Segment Open

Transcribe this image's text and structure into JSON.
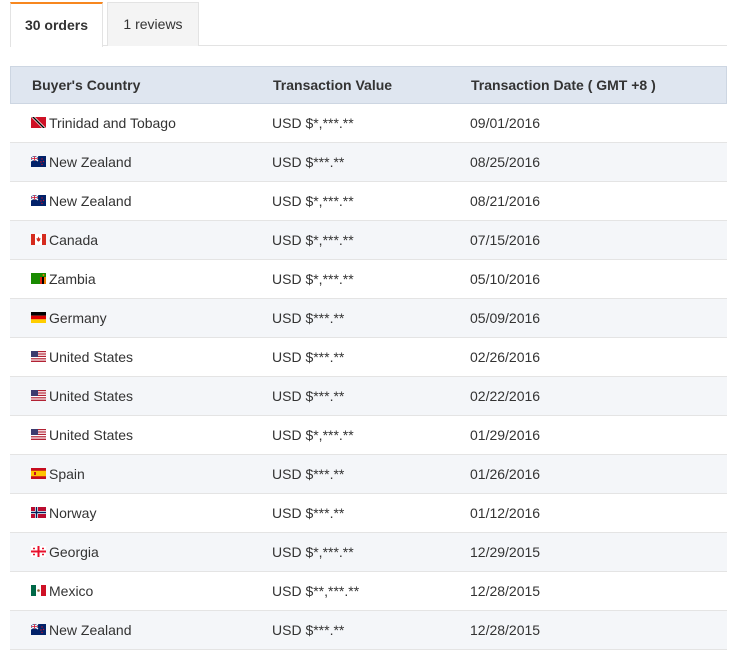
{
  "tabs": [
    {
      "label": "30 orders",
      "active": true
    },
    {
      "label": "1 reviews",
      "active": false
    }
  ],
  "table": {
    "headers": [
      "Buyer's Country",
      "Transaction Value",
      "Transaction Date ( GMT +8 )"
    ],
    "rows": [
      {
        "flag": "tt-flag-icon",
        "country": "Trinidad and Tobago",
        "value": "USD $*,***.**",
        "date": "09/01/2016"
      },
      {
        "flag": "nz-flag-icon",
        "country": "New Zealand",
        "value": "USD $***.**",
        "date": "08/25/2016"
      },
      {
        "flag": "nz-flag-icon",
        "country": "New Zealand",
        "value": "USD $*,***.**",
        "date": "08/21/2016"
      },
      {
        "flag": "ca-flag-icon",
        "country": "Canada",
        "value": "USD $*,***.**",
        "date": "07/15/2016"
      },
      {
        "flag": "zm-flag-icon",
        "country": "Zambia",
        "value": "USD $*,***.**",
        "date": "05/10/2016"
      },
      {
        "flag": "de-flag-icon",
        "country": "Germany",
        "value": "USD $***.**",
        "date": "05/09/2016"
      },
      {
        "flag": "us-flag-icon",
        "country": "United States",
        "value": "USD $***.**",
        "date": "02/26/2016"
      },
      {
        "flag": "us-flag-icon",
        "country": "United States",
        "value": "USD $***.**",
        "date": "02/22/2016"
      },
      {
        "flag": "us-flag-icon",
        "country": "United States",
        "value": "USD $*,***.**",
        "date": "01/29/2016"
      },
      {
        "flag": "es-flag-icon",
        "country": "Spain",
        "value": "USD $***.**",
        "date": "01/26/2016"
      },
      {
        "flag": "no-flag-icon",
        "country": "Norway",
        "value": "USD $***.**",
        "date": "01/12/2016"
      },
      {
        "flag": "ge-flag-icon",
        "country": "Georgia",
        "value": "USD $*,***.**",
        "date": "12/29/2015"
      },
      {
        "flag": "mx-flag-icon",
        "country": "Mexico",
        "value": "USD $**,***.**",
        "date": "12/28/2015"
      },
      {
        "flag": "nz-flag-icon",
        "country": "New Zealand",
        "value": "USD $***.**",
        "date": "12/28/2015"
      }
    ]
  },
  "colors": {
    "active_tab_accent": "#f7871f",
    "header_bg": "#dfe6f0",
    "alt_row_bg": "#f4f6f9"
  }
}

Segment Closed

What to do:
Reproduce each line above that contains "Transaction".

Expected answer:
      "Transaction Value",
      "Transaction Date ( GMT +8 )"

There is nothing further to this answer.